CFFO Responds to Key Policy Consultations
Guelph, ON – Dec. 13, 2016.
4 Plan Review – Land use planning is a vital process for protecting our dependable productive farmland especially in the Greater Golden Horseshoe (GGH) region. This region is home to specialty crop areas, high quality farmland, suitable climate, established transportation, farming and food processing infrastructure, a burgeoning local food culture and significant consumer population that all support agriculture. However, these cannot be taken for granted. Development pressures put many of these assets at risk without proper planning, protection and support. There are also new opportunities in this region for agriculture, and forward-looking planning must also keep these in mind.
Protecting productive farmland within the GGH region will require ongoing efforts to direct and control development. The proposed Agriculture Support Network consisting of a farmland base and key farm and food infrastructure looks to keep a thriving agriculture industry. Supporting agriculture will also require protecting and accommodating normal farm practices, animal agriculture, and farm related uses alongside other land uses in the region.
Protecting agricultural land provides both food production and environmental benefits. However, farmers should be appropriately compensated for the value of the environmental goods and services they are providing to the greater public through their land stewardship.
Wetland Conservation – The CFFO recognizes the value of Ontario wetlands as important to healthy waterways and ecosystems, for recharging aquifers, and for their economic benefits as well. As significant landowners in the province farmers will be important potential partners in wetland conservation efforts. Policies to protect wetlands need to balance the needs of agriculture with the benefits of wetlands and wetland species. The agricultural functions of drainage areas and retention ponds need to be protected. Furthermore, policy moves that aim to prevent a net loss of wetlands must not do so at the expense of another of our precious natural resources, dependable productive farmland.
Phosphorus in Lake Erie
The CFFO recognizes the significance of the problem of algal blooms in Lake Erie and the risks these pose to human health, our economy, and to the health of the lake and watershed ecosystems. Nutrient loading, especially that of phosphorus, is a key contributing factor to this problem. All citizens in Ontario need to work towards a solution to this complex problem.
Ontario farmers are already actively working to improve environmental stewardship on farms through individual entrepreneurial improvements, industry led initiatives, and with government support.

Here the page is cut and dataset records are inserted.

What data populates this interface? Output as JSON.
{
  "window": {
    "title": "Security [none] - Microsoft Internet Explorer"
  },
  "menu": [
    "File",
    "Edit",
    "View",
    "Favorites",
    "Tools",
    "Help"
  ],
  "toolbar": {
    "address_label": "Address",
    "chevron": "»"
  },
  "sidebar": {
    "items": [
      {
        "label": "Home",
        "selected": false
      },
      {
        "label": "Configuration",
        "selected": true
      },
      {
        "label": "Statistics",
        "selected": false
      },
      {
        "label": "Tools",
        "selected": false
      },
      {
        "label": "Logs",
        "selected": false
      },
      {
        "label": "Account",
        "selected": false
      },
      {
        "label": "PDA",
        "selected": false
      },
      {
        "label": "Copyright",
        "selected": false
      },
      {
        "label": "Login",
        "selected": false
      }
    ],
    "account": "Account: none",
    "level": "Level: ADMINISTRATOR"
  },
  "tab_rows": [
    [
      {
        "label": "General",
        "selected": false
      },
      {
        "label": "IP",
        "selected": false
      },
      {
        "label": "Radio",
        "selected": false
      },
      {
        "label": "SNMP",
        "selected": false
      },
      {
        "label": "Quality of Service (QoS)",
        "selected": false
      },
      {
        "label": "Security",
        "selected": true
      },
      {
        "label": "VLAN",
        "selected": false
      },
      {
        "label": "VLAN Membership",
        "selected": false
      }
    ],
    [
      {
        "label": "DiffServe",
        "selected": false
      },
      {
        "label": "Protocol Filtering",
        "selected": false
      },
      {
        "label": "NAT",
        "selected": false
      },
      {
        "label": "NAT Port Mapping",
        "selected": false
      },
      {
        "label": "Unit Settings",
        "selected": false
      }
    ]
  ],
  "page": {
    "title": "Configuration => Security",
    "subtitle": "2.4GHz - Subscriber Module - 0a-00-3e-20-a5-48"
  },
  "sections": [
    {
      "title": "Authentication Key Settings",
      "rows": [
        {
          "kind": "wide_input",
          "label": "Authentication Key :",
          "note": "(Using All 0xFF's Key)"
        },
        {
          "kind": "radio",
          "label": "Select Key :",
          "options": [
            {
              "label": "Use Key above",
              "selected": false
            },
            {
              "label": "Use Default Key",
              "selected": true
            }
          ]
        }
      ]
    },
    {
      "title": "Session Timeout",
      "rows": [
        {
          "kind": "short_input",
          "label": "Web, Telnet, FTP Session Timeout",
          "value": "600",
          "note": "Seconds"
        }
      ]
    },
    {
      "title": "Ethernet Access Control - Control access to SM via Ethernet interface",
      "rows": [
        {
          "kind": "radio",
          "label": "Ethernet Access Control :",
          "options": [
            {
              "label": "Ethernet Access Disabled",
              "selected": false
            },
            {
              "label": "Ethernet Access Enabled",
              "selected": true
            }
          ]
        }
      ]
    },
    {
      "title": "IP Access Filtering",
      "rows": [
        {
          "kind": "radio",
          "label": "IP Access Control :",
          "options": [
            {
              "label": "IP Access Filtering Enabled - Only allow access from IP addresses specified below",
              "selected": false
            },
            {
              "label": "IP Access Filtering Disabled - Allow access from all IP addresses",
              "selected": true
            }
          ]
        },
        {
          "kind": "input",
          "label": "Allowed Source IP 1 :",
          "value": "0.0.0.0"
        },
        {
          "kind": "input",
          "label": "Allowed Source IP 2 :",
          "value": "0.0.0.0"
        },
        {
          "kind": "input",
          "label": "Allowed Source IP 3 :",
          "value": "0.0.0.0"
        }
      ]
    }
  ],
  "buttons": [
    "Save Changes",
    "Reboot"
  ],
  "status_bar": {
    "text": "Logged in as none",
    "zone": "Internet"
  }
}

Application of nutrients in the non-growing season is a significant concern. This practice has risks for the environment, and can also significantly reduce the benefits farmers receive from the nutrients applied. Education on the right time to apply nutrients needs to be accompanied by collaborative extension to help farmers find solutions appropriate for their farm, and significant cost share or incentives to allow farmers to increase their manure storage capacity.